  2. Ooooh, yes. I’ve been feeling lost – for multiple reasons. I didn’t think I was looking at other people so much – but perhaps I am. I have lost my focus on ME for sure… thank you so much. Beautifully said, as always!

    • I love everything about your note here–but the big ‘ole capital letters in ME–yes! That’s so it, isn’t it? Cheering your game on from here, sister!

  3. I’m going to roll that one around in my head and remember it for a while. Thanks. (I’m also working with “love, not fear.”)

  4. This should be my new motto: Play Your Game. You’re so wise, Galit. I love that it relates to so many things in our lives.

    • Ohmyheart, how honored would I be if this became your motto?! Love you, sister, for all of the goodness you bring right to me! xo

  5. I so needed to read this. I’ve been having a tough time recently & I think a lot of that is bc I was looking for someone else to fix some things & not doing what I do. Not following my heart. Not playing my game. You have a true gift with words & observations–I truly admire you. :)

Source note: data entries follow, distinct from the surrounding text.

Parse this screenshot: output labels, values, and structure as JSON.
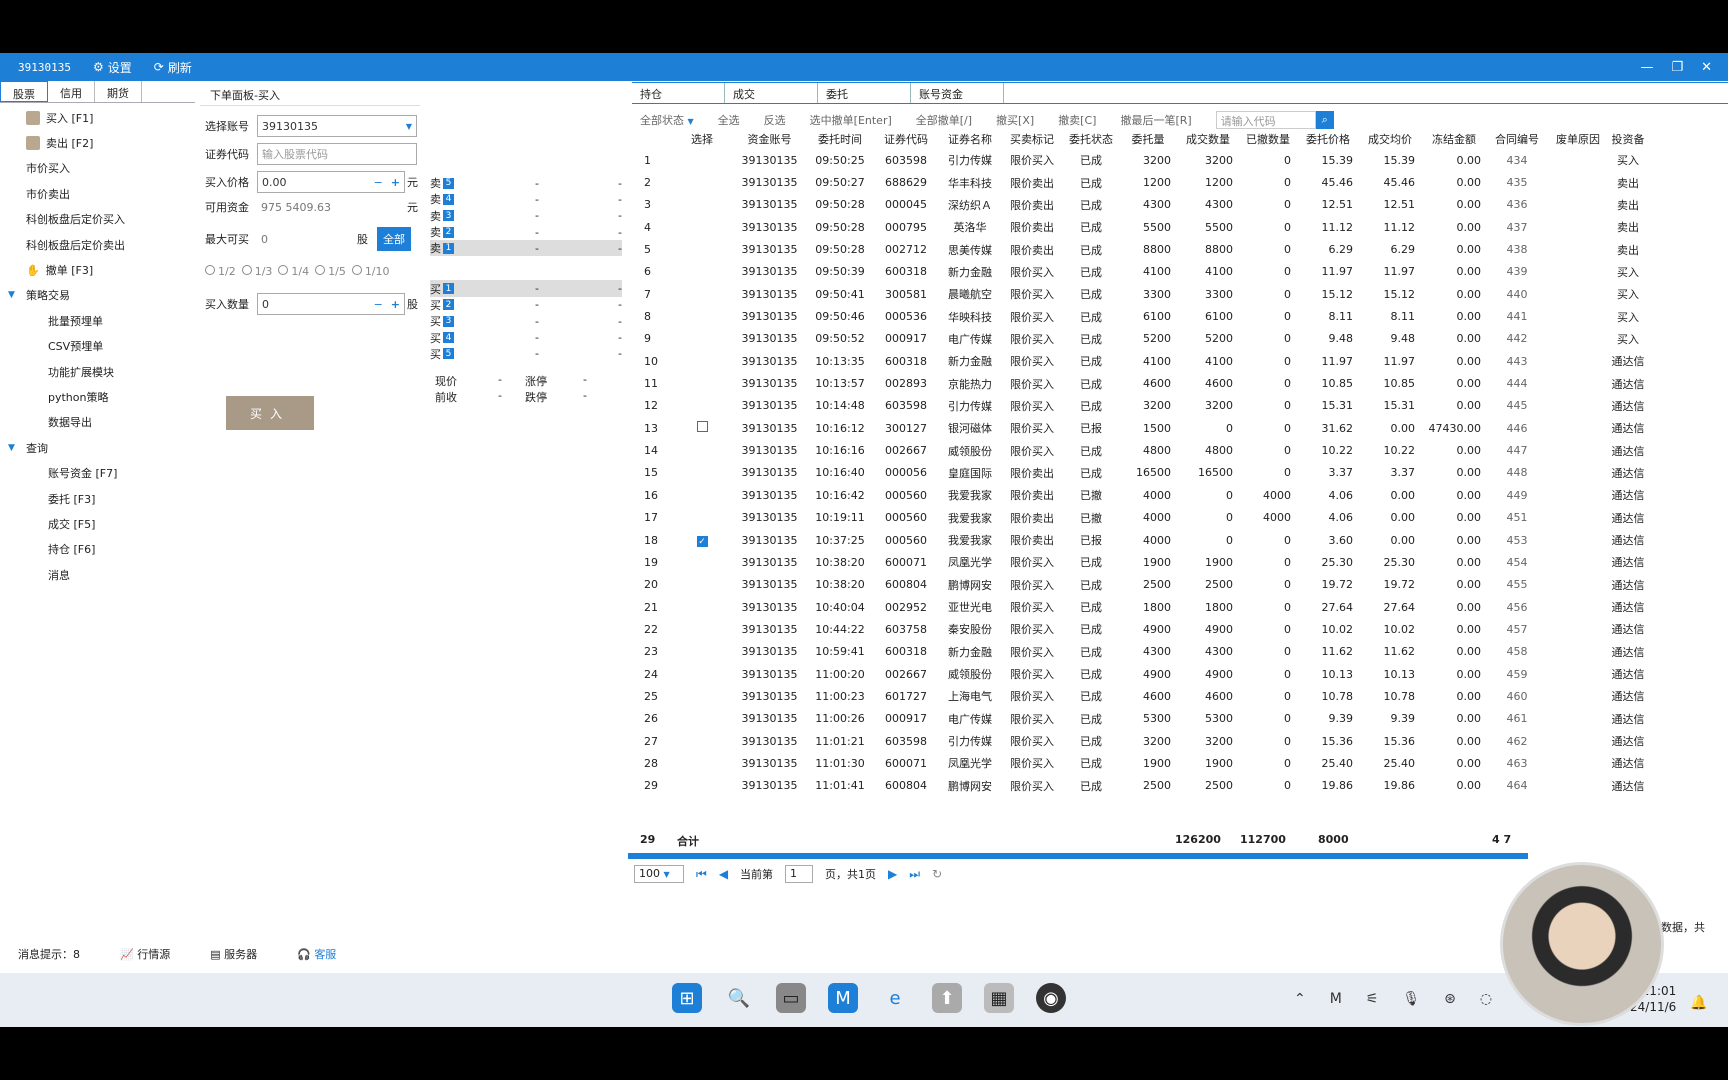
{
  "titlebar": {
    "account": "39130135",
    "settings_label": "设置",
    "refresh_label": "刷新"
  },
  "left_tabs": [
    "股票",
    "信用",
    "期货"
  ],
  "sidebar": {
    "items": [
      {
        "label": "买入 [F1]",
        "icon": "buy-icon"
      },
      {
        "label": "卖出 [F2]",
        "icon": "sell-icon"
      },
      {
        "label": "市价买入"
      },
      {
        "label": "市价卖出"
      },
      {
        "label": "科创板盘后定价买入"
      },
      {
        "label": "科创板盘后定价卖出"
      },
      {
        "label": "撤单 [F3]",
        "icon": "cancel-icon"
      }
    ],
    "strategy_group": "策略交易",
    "strategy_items": [
      "批量预埋单",
      "CSV预埋单",
      "功能扩展模块",
      "python策略",
      "数据导出"
    ],
    "query_group": "查询",
    "query_items": [
      "账号资金 [F7]",
      "委托 [F3]",
      "成交 [F5]",
      "持仓 [F6]",
      "消息"
    ]
  },
  "order_panel": {
    "title": "下单面板-买入",
    "account_label": "选择账号",
    "account_value": "39130135",
    "code_label": "证券代码",
    "code_placeholder": "输入股票代码",
    "price_label": "买入价格",
    "price_value": "0.00",
    "price_unit": "元",
    "funds_label": "可用资金",
    "funds_value": "975 5409.63",
    "funds_unit": "元",
    "max_label": "最大可买",
    "max_value": "0",
    "max_unit": "股",
    "all_button": "全部",
    "fractions": [
      "1/2",
      "1/3",
      "1/4",
      "1/5",
      "1/10"
    ],
    "qty_label": "买入数量",
    "qty_value": "0",
    "qty_unit": "股",
    "buy_button": "买入"
  },
  "book": {
    "sell": [
      {
        "label": "卖",
        "n": "5"
      },
      {
        "label": "卖",
        "n": "4"
      },
      {
        "label": "卖",
        "n": "3"
      },
      {
        "label": "卖",
        "n": "2"
      },
      {
        "label": "卖",
        "n": "1"
      }
    ],
    "buy": [
      {
        "label": "买",
        "n": "1"
      },
      {
        "label": "买",
        "n": "2"
      },
      {
        "label": "买",
        "n": "3"
      },
      {
        "label": "买",
        "n": "4"
      },
      {
        "label": "买",
        "n": "5"
      }
    ],
    "dash": "-",
    "quote": [
      {
        "a": "现价",
        "b": "-",
        "c": "涨停",
        "d": "-"
      },
      {
        "a": "前收",
        "b": "-",
        "c": "跌停",
        "d": "-"
      }
    ]
  },
  "right_tabs": [
    "持仓",
    "成交",
    "委托",
    "账号资金"
  ],
  "filter_bar": {
    "status": "全部状态",
    "select_all": "全选",
    "invert": "反选",
    "cancel_selected": "选中撤单[Enter]",
    "cancel_all": "全部撤单[/]",
    "cancel_buy": "撤买[X]",
    "cancel_sell": "撤卖[C]",
    "cancel_all_key": "撤最后一笔[R]",
    "search_placeholder": "请输入代码"
  },
  "table": {
    "headers": [
      "",
      "选择",
      "资金账号",
      "委托时间",
      "证券代码",
      "证券名称",
      "买卖标记",
      "委托状态",
      "委托量",
      "成交数量",
      "已撤数量",
      "委托价格",
      "成交均价",
      "冻结金额",
      "合同编号",
      "废单原因",
      "投资备"
    ],
    "rows": [
      [
        "1",
        "",
        "39130135",
        "09:50:25",
        "603598",
        "引力传媒",
        "限价买入",
        "已成",
        "3200",
        "3200",
        "0",
        "15.39",
        "15.39",
        "0.00",
        "434",
        "",
        "买入"
      ],
      [
        "2",
        "",
        "39130135",
        "09:50:27",
        "688629",
        "华丰科技",
        "限价卖出",
        "已成",
        "1200",
        "1200",
        "0",
        "45.46",
        "45.46",
        "0.00",
        "435",
        "",
        "卖出"
      ],
      [
        "3",
        "",
        "39130135",
        "09:50:28",
        "000045",
        "深纺织Ａ",
        "限价卖出",
        "已成",
        "4300",
        "4300",
        "0",
        "12.51",
        "12.51",
        "0.00",
        "436",
        "",
        "卖出"
      ],
      [
        "4",
        "",
        "39130135",
        "09:50:28",
        "000795",
        "英洛华",
        "限价卖出",
        "已成",
        "5500",
        "5500",
        "0",
        "11.12",
        "11.12",
        "0.00",
        "437",
        "",
        "卖出"
      ],
      [
        "5",
        "",
        "39130135",
        "09:50:28",
        "002712",
        "思美传媒",
        "限价卖出",
        "已成",
        "8800",
        "8800",
        "0",
        "6.29",
        "6.29",
        "0.00",
        "438",
        "",
        "卖出"
      ],
      [
        "6",
        "",
        "39130135",
        "09:50:39",
        "600318",
        "新力金融",
        "限价买入",
        "已成",
        "4100",
        "4100",
        "0",
        "11.97",
        "11.97",
        "0.00",
        "439",
        "",
        "买入"
      ],
      [
        "7",
        "",
        "39130135",
        "09:50:41",
        "300581",
        "晨曦航空",
        "限价买入",
        "已成",
        "3300",
        "3300",
        "0",
        "15.12",
        "15.12",
        "0.00",
        "440",
        "",
        "买入"
      ],
      [
        "8",
        "",
        "39130135",
        "09:50:46",
        "000536",
        "华映科技",
        "限价买入",
        "已成",
        "6100",
        "6100",
        "0",
        "8.11",
        "8.11",
        "0.00",
        "441",
        "",
        "买入"
      ],
      [
        "9",
        "",
        "39130135",
        "09:50:52",
        "000917",
        "电广传媒",
        "限价买入",
        "已成",
        "5200",
        "5200",
        "0",
        "9.48",
        "9.48",
        "0.00",
        "442",
        "",
        "买入"
      ],
      [
        "10",
        "",
        "39130135",
        "10:13:35",
        "600318",
        "新力金融",
        "限价买入",
        "已成",
        "4100",
        "4100",
        "0",
        "11.97",
        "11.97",
        "0.00",
        "443",
        "",
        "通达信"
      ],
      [
        "11",
        "",
        "39130135",
        "10:13:57",
        "002893",
        "京能热力",
        "限价买入",
        "已成",
        "4600",
        "4600",
        "0",
        "10.85",
        "10.85",
        "0.00",
        "444",
        "",
        "通达信"
      ],
      [
        "12",
        "",
        "39130135",
        "10:14:48",
        "603598",
        "引力传媒",
        "限价买入",
        "已成",
        "3200",
        "3200",
        "0",
        "15.31",
        "15.31",
        "0.00",
        "445",
        "",
        "通达信"
      ],
      [
        "13",
        "box",
        "39130135",
        "10:16:12",
        "300127",
        "银河磁体",
        "限价买入",
        "已报",
        "1500",
        "0",
        "0",
        "31.62",
        "0.00",
        "47430.00",
        "446",
        "",
        "通达信"
      ],
      [
        "14",
        "",
        "39130135",
        "10:16:16",
        "002667",
        "威领股份",
        "限价买入",
        "已成",
        "4800",
        "4800",
        "0",
        "10.22",
        "10.22",
        "0.00",
        "447",
        "",
        "通达信"
      ],
      [
        "15",
        "",
        "39130135",
        "10:16:40",
        "000056",
        "皇庭国际",
        "限价卖出",
        "已成",
        "16500",
        "16500",
        "0",
        "3.37",
        "3.37",
        "0.00",
        "448",
        "",
        "通达信"
      ],
      [
        "16",
        "",
        "39130135",
        "10:16:42",
        "000560",
        "我爱我家",
        "限价卖出",
        "已撤",
        "4000",
        "0",
        "4000",
        "4.06",
        "0.00",
        "0.00",
        "449",
        "",
        "通达信"
      ],
      [
        "17",
        "",
        "39130135",
        "10:19:11",
        "000560",
        "我爱我家",
        "限价卖出",
        "已撤",
        "4000",
        "0",
        "4000",
        "4.06",
        "0.00",
        "0.00",
        "451",
        "",
        "通达信"
      ],
      [
        "18",
        "checked",
        "39130135",
        "10:37:25",
        "000560",
        "我爱我家",
        "限价卖出",
        "已报",
        "4000",
        "0",
        "0",
        "3.60",
        "0.00",
        "0.00",
        "453",
        "",
        "通达信"
      ],
      [
        "19",
        "",
        "39130135",
        "10:38:20",
        "600071",
        "凤凰光学",
        "限价买入",
        "已成",
        "1900",
        "1900",
        "0",
        "25.30",
        "25.30",
        "0.00",
        "454",
        "",
        "通达信"
      ],
      [
        "20",
        "",
        "39130135",
        "10:38:20",
        "600804",
        "鹏博网安",
        "限价买入",
        "已成",
        "2500",
        "2500",
        "0",
        "19.72",
        "19.72",
        "0.00",
        "455",
        "",
        "通达信"
      ],
      [
        "21",
        "",
        "39130135",
        "10:40:04",
        "002952",
        "亚世光电",
        "限价买入",
        "已成",
        "1800",
        "1800",
        "0",
        "27.64",
        "27.64",
        "0.00",
        "456",
        "",
        "通达信"
      ],
      [
        "22",
        "",
        "39130135",
        "10:44:22",
        "603758",
        "秦安股份",
        "限价买入",
        "已成",
        "4900",
        "4900",
        "0",
        "10.02",
        "10.02",
        "0.00",
        "457",
        "",
        "通达信"
      ],
      [
        "23",
        "",
        "39130135",
        "10:59:41",
        "600318",
        "新力金融",
        "限价买入",
        "已成",
        "4300",
        "4300",
        "0",
        "11.62",
        "11.62",
        "0.00",
        "458",
        "",
        "通达信"
      ],
      [
        "24",
        "",
        "39130135",
        "11:00:20",
        "002667",
        "威领股份",
        "限价买入",
        "已成",
        "4900",
        "4900",
        "0",
        "10.13",
        "10.13",
        "0.00",
        "459",
        "",
        "通达信"
      ],
      [
        "25",
        "",
        "39130135",
        "11:00:23",
        "601727",
        "上海电气",
        "限价买入",
        "已成",
        "4600",
        "4600",
        "0",
        "10.78",
        "10.78",
        "0.00",
        "460",
        "",
        "通达信"
      ],
      [
        "26",
        "",
        "39130135",
        "11:00:26",
        "000917",
        "电广传媒",
        "限价买入",
        "已成",
        "5300",
        "5300",
        "0",
        "9.39",
        "9.39",
        "0.00",
        "461",
        "",
        "通达信"
      ],
      [
        "27",
        "",
        "39130135",
        "11:01:21",
        "603598",
        "引力传媒",
        "限价买入",
        "已成",
        "3200",
        "3200",
        "0",
        "15.36",
        "15.36",
        "0.00",
        "462",
        "",
        "通达信"
      ],
      [
        "28",
        "",
        "39130135",
        "11:01:30",
        "600071",
        "凤凰光学",
        "限价买入",
        "已成",
        "1900",
        "1900",
        "0",
        "25.40",
        "25.40",
        "0.00",
        "463",
        "",
        "通达信"
      ],
      [
        "29",
        "",
        "39130135",
        "11:01:41",
        "600804",
        "鹏博网安",
        "限价买入",
        "已成",
        "2500",
        "2500",
        "0",
        "19.86",
        "19.86",
        "0.00",
        "464",
        "",
        "通达信"
      ]
    ]
  },
  "totals": {
    "count": "29",
    "label": "合计",
    "qty": "126200",
    "filled": "112700",
    "cancelled": "8000",
    "frozen": "4 7"
  },
  "pager": {
    "page_size": "100",
    "current_label": "当前第",
    "current_page": "1",
    "total_label": "页，共1页",
    "trailing": "条数据，共"
  },
  "status_bar": {
    "message_label": "消息提示：",
    "message_count": "8",
    "market_label": "行情源",
    "server_label": "服务器",
    "service_label": "客服"
  },
  "clock": {
    "time": "11:01",
    "date": "24/11/6"
  }
}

  6. Sage advice that we all often forget. Thank you for the reminder!